• **Your task**
Copies of all lines containing the string "name" are needed from the data below.

• **Data for review**

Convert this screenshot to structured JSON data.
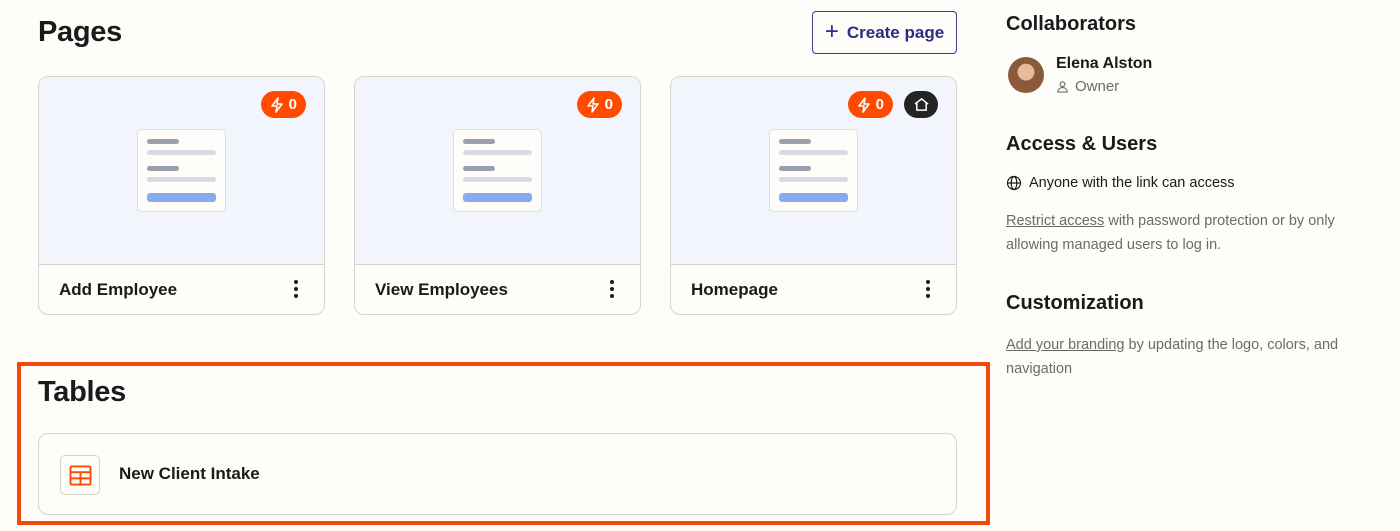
{
  "pages": {
    "title": "Pages",
    "create_label": "Create page",
    "cards": [
      {
        "name": "Add Employee",
        "badge_count": "0",
        "is_home": false
      },
      {
        "name": "View Employees",
        "badge_count": "0",
        "is_home": false
      },
      {
        "name": "Homepage",
        "badge_count": "0",
        "is_home": true
      }
    ]
  },
  "tables": {
    "title": "Tables",
    "items": [
      {
        "name": "New Client Intake"
      }
    ]
  },
  "sidebar": {
    "collaborators_title": "Collaborators",
    "collaborator": {
      "name": "Elena Alston",
      "role": "Owner"
    },
    "access_title": "Access & Users",
    "access_status": "Anyone with the link can access",
    "restrict_link": "Restrict access",
    "restrict_text": " with password protection or by only allowing managed users to log in.",
    "customization_title": "Customization",
    "branding_link": "Add your branding",
    "branding_text": " by updating the logo, colors, and navigation"
  },
  "colors": {
    "accent": "#ff4a00",
    "highlight": "#f2470d",
    "button_text": "#2d2d7f",
    "preview_bg": "#f2f5fb"
  },
  "icons": {
    "badge": "lightning-bolt-icon",
    "home": "home-icon",
    "create": "plus-icon",
    "table": "table-icon",
    "owner": "user-icon",
    "access": "globe-icon",
    "card_menu": "more-vertical-icon"
  }
}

• **Response below**
        "name": "Add Employee",
        "name": "View Employees",
        "name": "Homepage",
        "name": "New Client Intake"
      "name": "Elena Alston",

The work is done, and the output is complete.